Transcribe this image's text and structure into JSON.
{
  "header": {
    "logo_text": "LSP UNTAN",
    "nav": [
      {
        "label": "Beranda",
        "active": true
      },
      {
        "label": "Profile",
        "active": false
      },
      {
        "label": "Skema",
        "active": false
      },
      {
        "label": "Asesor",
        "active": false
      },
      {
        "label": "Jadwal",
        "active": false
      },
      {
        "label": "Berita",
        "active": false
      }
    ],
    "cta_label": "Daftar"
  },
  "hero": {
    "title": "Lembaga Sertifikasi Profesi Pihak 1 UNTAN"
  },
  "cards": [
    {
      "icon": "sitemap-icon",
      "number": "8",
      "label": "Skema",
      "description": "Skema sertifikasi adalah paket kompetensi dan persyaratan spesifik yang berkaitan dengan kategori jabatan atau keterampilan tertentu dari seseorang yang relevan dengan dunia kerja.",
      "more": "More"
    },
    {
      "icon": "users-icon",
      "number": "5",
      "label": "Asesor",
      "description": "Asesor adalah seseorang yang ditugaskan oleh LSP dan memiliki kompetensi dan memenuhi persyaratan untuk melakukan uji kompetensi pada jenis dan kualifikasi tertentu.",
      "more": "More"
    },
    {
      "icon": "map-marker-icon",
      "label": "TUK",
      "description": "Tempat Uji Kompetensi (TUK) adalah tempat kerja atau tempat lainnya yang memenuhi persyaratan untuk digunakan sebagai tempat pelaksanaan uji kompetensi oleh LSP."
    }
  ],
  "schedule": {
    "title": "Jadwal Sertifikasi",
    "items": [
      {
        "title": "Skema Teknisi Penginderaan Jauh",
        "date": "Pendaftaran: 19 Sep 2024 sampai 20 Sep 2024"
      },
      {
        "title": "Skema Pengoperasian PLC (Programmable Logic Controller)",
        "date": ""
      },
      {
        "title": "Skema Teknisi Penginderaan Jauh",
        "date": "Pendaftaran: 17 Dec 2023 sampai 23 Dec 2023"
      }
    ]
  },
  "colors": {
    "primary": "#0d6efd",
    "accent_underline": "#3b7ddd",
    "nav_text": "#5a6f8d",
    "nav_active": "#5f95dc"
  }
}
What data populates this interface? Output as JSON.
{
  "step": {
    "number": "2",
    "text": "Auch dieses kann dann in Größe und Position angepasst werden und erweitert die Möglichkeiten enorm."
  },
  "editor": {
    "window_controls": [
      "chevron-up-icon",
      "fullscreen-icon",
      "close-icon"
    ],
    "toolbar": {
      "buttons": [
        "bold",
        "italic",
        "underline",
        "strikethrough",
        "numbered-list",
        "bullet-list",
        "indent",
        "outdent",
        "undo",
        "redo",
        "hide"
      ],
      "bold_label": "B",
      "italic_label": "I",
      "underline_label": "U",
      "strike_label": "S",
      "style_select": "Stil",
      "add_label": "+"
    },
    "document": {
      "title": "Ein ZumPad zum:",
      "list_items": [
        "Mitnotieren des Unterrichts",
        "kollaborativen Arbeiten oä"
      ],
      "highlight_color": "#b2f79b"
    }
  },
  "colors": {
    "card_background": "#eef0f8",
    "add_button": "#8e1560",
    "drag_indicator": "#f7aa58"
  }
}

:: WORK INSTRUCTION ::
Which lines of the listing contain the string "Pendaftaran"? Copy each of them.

:: RESULT BELOW ::
        "date": "Pendaftaran: 19 Sep 2024 sampai 20 Sep 2024"
        "date": "Pendaftaran: 17 Dec 2023 sampai 23 Dec 2023"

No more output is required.